### TASK DETAILS
Copy out all lines of the records in which the word "Drying" appears.

[Web page and app entries]
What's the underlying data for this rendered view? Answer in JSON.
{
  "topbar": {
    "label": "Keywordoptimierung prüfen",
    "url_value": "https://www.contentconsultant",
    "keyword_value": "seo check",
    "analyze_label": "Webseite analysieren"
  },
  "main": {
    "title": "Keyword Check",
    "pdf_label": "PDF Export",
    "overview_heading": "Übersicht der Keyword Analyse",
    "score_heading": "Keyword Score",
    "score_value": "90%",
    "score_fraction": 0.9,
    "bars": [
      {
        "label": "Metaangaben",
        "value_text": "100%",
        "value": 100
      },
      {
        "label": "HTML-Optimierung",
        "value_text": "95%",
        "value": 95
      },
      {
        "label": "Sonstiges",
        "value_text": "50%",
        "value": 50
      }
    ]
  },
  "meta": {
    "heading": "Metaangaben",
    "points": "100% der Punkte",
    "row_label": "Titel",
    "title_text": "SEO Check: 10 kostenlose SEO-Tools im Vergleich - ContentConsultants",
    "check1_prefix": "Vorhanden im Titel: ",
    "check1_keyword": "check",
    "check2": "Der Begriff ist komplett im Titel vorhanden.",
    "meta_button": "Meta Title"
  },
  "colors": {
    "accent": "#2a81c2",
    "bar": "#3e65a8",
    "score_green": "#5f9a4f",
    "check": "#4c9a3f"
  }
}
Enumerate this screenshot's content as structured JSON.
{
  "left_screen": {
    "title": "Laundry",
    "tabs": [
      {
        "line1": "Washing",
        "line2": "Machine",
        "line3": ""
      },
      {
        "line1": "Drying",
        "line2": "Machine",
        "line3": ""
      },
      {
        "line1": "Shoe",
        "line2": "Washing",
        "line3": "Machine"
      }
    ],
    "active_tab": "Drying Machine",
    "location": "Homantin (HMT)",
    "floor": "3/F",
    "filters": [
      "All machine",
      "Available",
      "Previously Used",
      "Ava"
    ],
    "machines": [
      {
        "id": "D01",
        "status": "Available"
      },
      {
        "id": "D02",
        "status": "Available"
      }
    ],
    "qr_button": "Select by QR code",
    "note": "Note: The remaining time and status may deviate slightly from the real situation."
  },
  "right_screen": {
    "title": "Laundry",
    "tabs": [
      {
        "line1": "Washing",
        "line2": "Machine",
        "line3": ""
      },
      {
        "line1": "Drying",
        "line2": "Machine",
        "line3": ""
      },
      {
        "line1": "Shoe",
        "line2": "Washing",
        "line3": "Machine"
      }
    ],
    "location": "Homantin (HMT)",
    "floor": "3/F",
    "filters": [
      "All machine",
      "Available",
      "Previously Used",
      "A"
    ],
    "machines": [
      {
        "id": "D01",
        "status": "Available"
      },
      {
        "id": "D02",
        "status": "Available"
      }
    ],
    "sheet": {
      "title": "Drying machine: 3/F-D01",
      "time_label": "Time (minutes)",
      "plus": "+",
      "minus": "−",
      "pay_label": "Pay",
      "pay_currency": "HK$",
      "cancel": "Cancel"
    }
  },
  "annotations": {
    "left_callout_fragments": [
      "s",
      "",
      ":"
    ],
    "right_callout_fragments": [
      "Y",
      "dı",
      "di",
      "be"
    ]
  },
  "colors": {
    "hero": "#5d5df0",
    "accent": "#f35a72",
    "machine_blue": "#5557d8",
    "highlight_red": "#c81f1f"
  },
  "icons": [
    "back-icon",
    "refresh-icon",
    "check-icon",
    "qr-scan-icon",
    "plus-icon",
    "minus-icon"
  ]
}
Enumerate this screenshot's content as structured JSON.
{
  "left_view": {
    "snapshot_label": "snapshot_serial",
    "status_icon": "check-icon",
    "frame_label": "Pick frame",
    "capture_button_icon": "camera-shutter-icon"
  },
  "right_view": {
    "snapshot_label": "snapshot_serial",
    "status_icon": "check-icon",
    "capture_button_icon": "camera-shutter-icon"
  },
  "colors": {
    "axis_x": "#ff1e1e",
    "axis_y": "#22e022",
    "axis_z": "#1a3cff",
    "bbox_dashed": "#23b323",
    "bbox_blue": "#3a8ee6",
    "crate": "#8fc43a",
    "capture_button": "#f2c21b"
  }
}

### RESPONSE TO THE EXERCISE
        "line1": "Drying",
    "active_tab": "Drying Machine",
        "line1": "Drying",
      "title": "Drying machine: 3/F-D01",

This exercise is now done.